▸ **Problem details**
Go through the data below and return each line where the string "ctrl" occurs.

Data about app and page elements:
——
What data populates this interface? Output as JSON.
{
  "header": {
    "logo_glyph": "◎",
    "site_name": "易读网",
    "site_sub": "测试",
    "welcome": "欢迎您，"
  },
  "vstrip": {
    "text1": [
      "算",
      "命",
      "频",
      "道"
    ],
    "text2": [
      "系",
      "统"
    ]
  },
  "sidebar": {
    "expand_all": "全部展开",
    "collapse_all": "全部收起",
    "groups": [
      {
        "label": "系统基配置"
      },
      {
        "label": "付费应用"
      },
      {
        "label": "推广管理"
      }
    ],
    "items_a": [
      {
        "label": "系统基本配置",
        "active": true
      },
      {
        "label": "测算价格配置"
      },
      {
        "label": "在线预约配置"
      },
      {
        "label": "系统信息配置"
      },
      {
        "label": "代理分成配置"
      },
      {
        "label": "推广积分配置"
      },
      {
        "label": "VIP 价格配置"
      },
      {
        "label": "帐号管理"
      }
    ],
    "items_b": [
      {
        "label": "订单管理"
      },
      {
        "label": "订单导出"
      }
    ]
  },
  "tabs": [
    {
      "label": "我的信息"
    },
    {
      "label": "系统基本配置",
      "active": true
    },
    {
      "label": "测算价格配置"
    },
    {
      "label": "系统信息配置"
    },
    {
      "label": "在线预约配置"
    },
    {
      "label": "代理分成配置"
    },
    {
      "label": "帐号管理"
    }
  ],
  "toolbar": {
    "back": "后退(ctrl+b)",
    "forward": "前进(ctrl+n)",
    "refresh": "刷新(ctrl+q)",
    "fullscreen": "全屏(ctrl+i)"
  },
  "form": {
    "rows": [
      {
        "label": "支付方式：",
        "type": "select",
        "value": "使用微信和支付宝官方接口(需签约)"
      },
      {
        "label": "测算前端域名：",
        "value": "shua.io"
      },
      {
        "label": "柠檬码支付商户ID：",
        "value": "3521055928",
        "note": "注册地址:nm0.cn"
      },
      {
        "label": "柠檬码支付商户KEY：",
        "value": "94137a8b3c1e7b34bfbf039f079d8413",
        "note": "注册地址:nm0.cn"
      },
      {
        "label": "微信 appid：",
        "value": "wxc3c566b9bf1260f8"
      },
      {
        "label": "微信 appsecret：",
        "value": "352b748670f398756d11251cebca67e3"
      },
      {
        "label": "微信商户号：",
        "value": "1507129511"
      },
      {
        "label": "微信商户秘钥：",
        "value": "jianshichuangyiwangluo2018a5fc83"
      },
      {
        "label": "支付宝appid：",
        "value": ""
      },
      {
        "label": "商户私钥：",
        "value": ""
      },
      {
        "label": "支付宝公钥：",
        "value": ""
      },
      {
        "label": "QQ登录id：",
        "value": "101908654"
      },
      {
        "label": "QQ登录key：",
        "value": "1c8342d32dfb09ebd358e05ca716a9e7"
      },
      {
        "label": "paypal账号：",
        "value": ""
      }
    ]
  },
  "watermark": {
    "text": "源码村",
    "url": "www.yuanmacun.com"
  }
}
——
▸ **Your solution**
    "back": "后退(ctrl+b)",
    "forward": "前进(ctrl+n)",
    "refresh": "刷新(ctrl+q)",
    "fullscreen": "全屏(ctrl+i)"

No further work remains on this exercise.